This story is from an episode of Woman’s Hour presented by Jenni Murray and produced by Helen Fitzhenry. To listen to more episodes of Woman’s Hour from BBC Radio 4, please click here. Adapted by Sarah Keating.
When Kirsty Holden applied for flexible working after her second child was born, she had a battle on her hands.
Holden loved her job working in the legal department of one the UK’s biggest government agencies for 13 years. But despite her tenure, her request to change her working arrangements was rejected. She was forced to appeal. And Holden won – but when she returned to work on a part-time basis, she was made to feel like she didn’t belong.

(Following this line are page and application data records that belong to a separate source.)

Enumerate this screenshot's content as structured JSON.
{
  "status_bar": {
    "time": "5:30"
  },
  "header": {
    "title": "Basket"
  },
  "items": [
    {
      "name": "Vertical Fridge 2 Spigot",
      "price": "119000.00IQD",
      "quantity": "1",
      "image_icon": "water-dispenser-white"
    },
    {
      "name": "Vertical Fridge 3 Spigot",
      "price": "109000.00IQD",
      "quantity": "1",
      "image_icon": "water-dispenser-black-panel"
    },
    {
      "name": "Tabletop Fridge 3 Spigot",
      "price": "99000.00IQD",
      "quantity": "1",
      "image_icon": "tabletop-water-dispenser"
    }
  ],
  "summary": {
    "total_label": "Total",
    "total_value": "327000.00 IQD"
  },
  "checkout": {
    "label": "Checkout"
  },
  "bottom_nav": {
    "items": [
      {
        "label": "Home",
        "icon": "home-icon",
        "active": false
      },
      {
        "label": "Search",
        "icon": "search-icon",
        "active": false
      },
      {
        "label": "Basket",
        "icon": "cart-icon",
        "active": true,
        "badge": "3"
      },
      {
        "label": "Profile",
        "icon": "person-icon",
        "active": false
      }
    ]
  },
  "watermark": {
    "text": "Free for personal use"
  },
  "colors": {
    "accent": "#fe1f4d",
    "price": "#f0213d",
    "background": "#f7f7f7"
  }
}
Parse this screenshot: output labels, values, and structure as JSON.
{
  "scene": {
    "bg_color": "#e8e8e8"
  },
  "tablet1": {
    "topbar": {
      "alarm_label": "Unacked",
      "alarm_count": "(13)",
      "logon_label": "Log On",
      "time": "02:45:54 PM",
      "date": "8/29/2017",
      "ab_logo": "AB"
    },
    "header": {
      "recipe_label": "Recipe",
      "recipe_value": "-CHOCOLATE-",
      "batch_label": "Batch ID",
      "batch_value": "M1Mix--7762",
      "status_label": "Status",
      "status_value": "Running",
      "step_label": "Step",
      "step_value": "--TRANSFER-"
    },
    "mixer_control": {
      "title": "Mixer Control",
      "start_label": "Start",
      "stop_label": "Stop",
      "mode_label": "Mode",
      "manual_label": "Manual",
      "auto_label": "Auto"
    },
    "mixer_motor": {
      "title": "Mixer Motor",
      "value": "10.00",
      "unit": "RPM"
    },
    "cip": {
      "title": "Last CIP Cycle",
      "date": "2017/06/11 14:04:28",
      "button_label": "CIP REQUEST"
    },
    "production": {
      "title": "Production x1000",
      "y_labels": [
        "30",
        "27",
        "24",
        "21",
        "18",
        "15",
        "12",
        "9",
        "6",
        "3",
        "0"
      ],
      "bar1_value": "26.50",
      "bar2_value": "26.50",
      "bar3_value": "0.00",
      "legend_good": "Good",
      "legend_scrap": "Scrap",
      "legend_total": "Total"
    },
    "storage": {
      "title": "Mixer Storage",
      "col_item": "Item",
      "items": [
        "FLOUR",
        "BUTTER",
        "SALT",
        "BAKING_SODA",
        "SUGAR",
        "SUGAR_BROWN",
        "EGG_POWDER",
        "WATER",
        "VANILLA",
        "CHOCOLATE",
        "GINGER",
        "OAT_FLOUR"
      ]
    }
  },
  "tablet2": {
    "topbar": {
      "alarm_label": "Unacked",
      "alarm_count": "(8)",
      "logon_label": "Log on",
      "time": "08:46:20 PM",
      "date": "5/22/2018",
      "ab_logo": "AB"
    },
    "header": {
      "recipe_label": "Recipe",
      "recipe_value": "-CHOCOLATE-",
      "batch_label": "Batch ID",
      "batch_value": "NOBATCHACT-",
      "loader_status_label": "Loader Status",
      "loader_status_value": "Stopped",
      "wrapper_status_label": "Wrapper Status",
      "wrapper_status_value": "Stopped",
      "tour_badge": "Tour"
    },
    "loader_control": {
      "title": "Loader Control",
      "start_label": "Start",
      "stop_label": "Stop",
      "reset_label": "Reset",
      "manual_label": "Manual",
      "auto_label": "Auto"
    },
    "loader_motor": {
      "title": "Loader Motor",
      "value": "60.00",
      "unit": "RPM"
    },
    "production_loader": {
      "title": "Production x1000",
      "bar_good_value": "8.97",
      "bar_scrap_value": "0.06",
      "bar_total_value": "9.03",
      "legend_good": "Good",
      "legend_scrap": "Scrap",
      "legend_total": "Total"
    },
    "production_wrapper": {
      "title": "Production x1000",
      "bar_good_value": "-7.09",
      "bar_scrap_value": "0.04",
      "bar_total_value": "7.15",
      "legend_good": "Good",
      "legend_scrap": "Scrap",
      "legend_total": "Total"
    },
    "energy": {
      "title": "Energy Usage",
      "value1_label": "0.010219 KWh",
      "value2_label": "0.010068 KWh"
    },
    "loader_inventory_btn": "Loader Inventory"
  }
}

“I didn’t have a desk, which was horrible,” she says. “I know a lot of people hot desk, but I felt that it was because I was part time that I was no longer entitled to a desk. I just felt like a number – I just plugged the gaps, and it was not a nice feeling.”
It wasn’t particularly management that made her feel unwelcome, she said, but rather the working environment and the team around her. In the end Holden, 32, realised she was experiencing discrimination and bullying. She decided to go out on her own instead – and in doing so became part of a growing trend among working women to choose self-employment over traditional workplaces.